● **Supplied material**:
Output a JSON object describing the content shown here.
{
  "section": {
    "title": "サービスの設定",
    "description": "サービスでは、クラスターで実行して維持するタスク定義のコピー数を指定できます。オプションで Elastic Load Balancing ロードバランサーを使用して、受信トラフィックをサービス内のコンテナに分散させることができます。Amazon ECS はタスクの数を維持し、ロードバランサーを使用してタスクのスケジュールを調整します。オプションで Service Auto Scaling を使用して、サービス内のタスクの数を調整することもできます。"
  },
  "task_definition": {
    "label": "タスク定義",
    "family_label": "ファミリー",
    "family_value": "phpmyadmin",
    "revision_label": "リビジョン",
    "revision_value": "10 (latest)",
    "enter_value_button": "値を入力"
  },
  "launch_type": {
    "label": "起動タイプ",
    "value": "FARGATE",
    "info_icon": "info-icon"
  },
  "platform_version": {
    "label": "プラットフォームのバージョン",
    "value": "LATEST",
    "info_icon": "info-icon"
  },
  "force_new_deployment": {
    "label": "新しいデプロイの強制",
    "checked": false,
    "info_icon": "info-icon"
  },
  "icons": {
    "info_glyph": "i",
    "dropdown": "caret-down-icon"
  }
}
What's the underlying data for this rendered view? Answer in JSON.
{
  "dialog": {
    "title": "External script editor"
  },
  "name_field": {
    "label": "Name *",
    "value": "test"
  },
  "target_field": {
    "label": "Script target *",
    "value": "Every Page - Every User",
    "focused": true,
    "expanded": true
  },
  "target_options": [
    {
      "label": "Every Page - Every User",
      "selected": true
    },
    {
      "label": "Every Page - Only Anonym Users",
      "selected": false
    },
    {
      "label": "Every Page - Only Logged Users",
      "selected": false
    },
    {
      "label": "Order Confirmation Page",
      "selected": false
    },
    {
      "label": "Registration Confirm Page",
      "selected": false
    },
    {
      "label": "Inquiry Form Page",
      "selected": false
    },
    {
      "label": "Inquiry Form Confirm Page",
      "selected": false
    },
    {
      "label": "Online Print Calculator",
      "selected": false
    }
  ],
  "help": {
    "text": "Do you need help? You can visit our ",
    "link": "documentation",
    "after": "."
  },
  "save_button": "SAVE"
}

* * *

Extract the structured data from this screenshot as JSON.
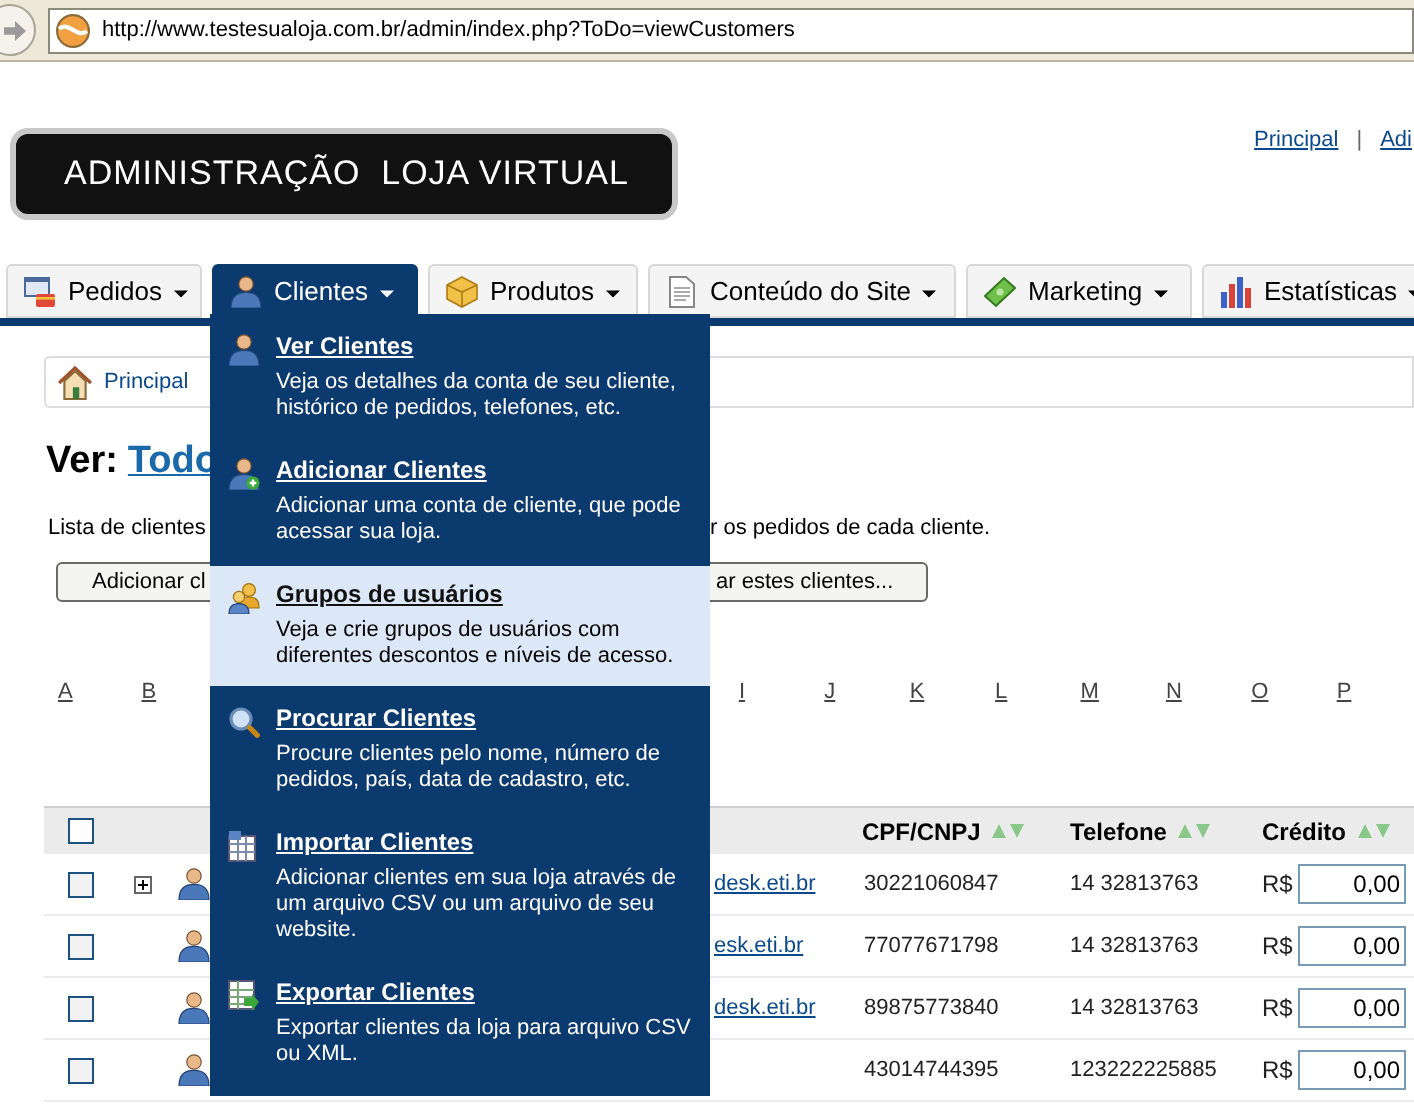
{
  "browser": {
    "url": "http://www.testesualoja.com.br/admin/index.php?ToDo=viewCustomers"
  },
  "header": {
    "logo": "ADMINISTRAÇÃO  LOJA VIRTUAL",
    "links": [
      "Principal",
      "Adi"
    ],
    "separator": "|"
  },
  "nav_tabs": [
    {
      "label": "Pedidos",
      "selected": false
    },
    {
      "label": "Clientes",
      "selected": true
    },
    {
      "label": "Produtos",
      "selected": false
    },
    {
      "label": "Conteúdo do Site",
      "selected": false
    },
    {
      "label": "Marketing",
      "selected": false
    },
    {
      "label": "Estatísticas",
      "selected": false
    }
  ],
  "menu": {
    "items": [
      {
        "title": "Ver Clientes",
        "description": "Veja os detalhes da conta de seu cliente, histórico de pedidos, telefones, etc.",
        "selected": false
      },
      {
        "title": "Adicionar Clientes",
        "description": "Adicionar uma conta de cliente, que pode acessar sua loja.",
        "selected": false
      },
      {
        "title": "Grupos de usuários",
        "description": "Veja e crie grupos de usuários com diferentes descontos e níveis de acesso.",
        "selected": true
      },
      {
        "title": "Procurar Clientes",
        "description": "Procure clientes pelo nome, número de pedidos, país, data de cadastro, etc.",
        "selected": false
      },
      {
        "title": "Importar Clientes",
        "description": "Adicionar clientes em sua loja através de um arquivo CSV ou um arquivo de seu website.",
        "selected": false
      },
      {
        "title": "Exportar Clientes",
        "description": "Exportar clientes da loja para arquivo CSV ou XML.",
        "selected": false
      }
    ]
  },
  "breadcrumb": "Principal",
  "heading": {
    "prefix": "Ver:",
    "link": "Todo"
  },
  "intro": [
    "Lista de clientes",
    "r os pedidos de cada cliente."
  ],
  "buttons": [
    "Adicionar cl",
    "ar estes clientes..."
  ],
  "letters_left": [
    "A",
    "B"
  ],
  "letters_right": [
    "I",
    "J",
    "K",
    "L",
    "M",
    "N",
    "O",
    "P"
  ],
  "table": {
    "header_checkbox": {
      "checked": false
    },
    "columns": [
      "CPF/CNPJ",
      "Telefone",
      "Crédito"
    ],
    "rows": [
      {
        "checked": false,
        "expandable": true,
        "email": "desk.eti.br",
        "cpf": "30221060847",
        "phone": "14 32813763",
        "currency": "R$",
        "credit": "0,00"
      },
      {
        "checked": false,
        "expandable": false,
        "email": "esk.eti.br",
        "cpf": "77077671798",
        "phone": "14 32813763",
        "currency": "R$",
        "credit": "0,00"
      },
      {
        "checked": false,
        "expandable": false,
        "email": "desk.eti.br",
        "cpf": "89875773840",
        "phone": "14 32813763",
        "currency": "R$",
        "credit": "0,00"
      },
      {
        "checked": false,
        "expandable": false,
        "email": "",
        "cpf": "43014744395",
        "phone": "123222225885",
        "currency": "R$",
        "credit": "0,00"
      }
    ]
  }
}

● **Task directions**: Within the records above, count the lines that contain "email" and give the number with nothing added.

● **Response below**: 4